Art Spiegelman and Francoise Mouly’s Raw championed distinctive American talents like Drew Friedman and Jerry Moriarty, while also introducing readers to pop-culture classics, and highlights of European and Japanese comics.

Americans Mark Beyer and Ben Katchor were by this time familiar. Beyer renders emotionally powerful stories in a naive, but fully realised, style. Here a couple find an inscribed ring and get drawn step by step into a strange situation. Katchor explores New York esoterica, this time disappearing jobs and businesses. Facing pages contain parallel stories, linked by a scene overlapping the pages, of the drinks outlet on ‘The Corner Location’. “They talk you dry” reflects the folding table salesman, as he heads there after his work.

Katchor’s conceptual device may have been inspired by the previous volume’s highlight – ‘Here’ by Richard McGuire. McGuire similarly plays with the form here in ‘The Thinkers’. There’s a single drawing of people on a city street, over which sequences of tiny panels follow their individual thoughts. Again, a brilliant idea, flawlessly realised.

Lynda Barry’s Raw debut is a brilliantly constructed tale of tweenagers ‘Sneaking Out.’ It doesn’t live up to their expectations, and they find out that’s also been the case for the adults around them. Like her newspaper strips collected in The! Greatest! Of! Marlys!, it’s seen from the perspective of the children, and drawn in a deliberately child-like style.

‘Oba’s Electroplate Factory’ captures the hardships of post World War II Japan. Stylistically, it’s recognisably Japanese, but avoids the typical exaggerations of manga. The story though is universal, and for the boy (based on creator Yoshiharu Tsuge himself) the factory still provides a necessary place and a role.

The 1949 episode of ‘Babe, Darling of the Hills’ by Gordon ‘Boody’ Rodgers is a rediscovered relic.

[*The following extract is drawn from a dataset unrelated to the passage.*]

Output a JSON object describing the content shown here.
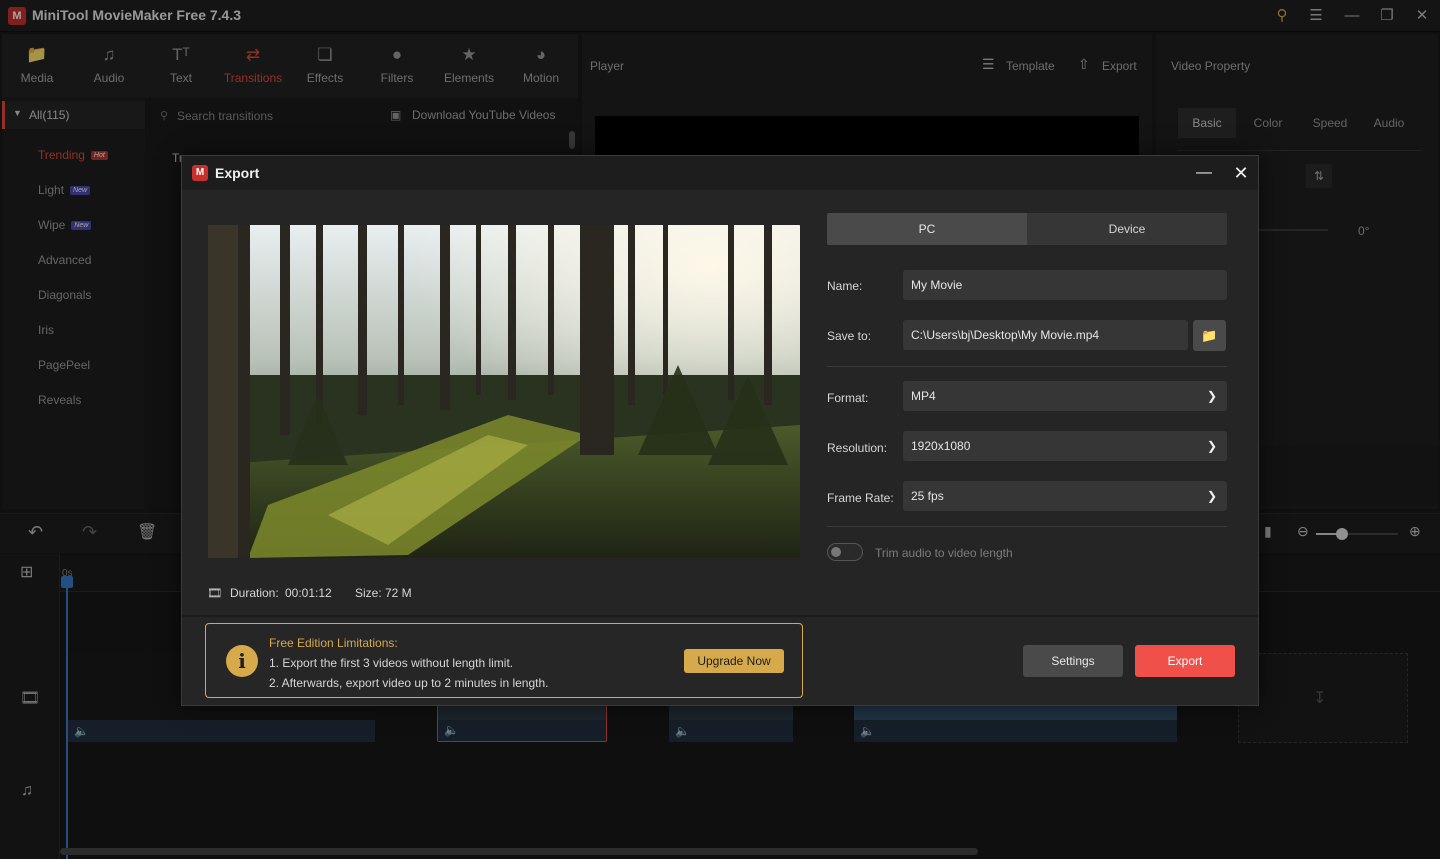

It’s an absurd story of centaurs kidnapping beautiful girls to use them as humans use horses. It’s smarter than you expect, and gently raises questions about our treatment of animals. It’s a lighter companion piece to Sue Coe and Andrew Tyler’s brutally depicted mechanised slaughter in ‘This Little Piggy Went to Market’.

Dutchman Joost Swarte and Catalan Marti brilliantly distill and update earlier artists. Cover artist Swarte filters Hergé on the circular ‘Sweet’, while Marti improves on Dick Tracy creator Chester Gould. His pages gathered here as ‘Reality’ are developing takes on an unfolding news story of a fatal stabbing. It’s a situation less morally clear-cut that it appeared, and an illuminating contrast to the black and white perspective of his anti-hero Cabbie.

‘The Child Slave Rebellion’ highlights outsider artist Henry Darger. His autobiographical accounts of institutionalisation, injustice, mistreatment, and consequent anger and revenge, shed light on his artwork. He subverts Edwardian children’s illustrations – collaging and reworking them into images of not just rebellion, but also torture and hints of premature sexuality. Darger’s work was unknown in his life-time and only discovered posthumously. The editors pose the question here: “janitor or genius?” There’s definitely some of the latter.

The presentation of the Darger work also showcases the brilliant editing, design and production. His panoramic drawings are presented on fold-out pages, and the text made to look hand-written and torn from a notebook. The chapter of Spiegelman’s Maus is printed on grey paper and ‘Babe’ on newsprint – to paraphrase Dolly Parton, it costs extra to make it look that cheap!

Also included are substantial stories by Jacques Tardi, and Kim Deitch, and an early piece by Chris Ware.

25 years on, this remains an exemplary anthology, and most of the contents are otherwise uncollected, making this volume a good second-hand buy.